Same D.C. City Council Members Who Want to Lower the Voting Age to 16 Also Voted to Raise City's Smoking Age to 21

We'll trust teenagers with decisions about how to run the country, but not how to run their own lives.


Joe Sohm/

The Washington, D.C., City Council is rapidly advancing a measure that would lower the voting age to 16. On Thursday, the council's Judiciary and Public Safety Committee unanimously passed the Youth Vote Amendment Act, which would allow 16- and 17-year-olds to vote in all elections, from local races to the presidency.

This would be a national first. A number of D.C. suburbs in Maryland let 16- and 17-year-olds vote, but ony in local races. In Berkeley, California, this same age bracket is allowed to vote in school board elections.

The sponsor of the measure, Councilmember Charles Allen, praised Thursday's outcome, arguing that 16-year-olds are already making weighty decisions and thus can be trusted with participating in elections.

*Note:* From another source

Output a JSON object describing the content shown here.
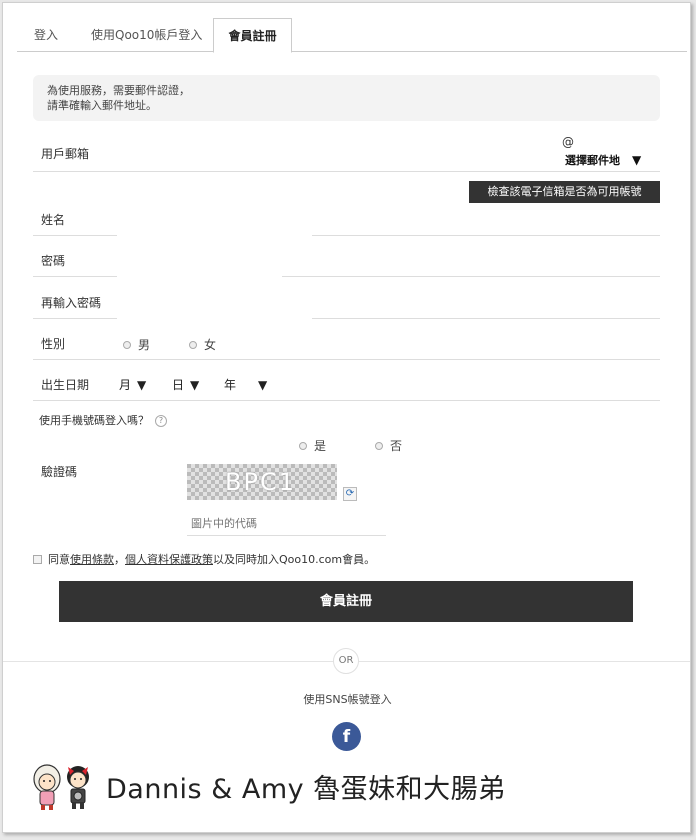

"They're caretakers of parents or siblings. They're helping their family by working a job (or two). Some may be parents themselves. And they're engaged in the issues of our city just like everyone else," he says on Twitter. "They deserve to have their voice heard."

Allen's not wrong that 16- and 17-year-olds are trusted with a number of decisions associated with adulthood, from holding down a job to getting a driver's license to—in D.C., though not in every state—sexual consent. It's odd, therefore, that we restrict their right to vote.

It's also odd that Allen would be the one making this argument, given his past support for other laws that restrict these same young people from making decisions about their own lives.

Back in 2016, when a proposal was floated to increase D.C.'s smoking age to 21, Allen voted in favor of taking this choice away from young people. He was joined by Councilmembers Elissa Silverman and Mary Cheh, both of whom support his measure to lower the voting age.

It's remarkably inconsistent to advocate that 16-year-olds are responsible enough to do things like raise a child and participate in the democratic process, yet too irresponsible to decide whether they want to smoke a cigarette.

Yet this increasingly is our lot. Our marginal impact on choosing the leaders and laws that govern us is treated as sacrosanct, while the decisions we might make about our lives, and only our lives, are subject to an endless degree of regulations, restrictions, or prohibitions.

By all means, we should let 16-year-olds vote. We should let them do a lot of other things, too.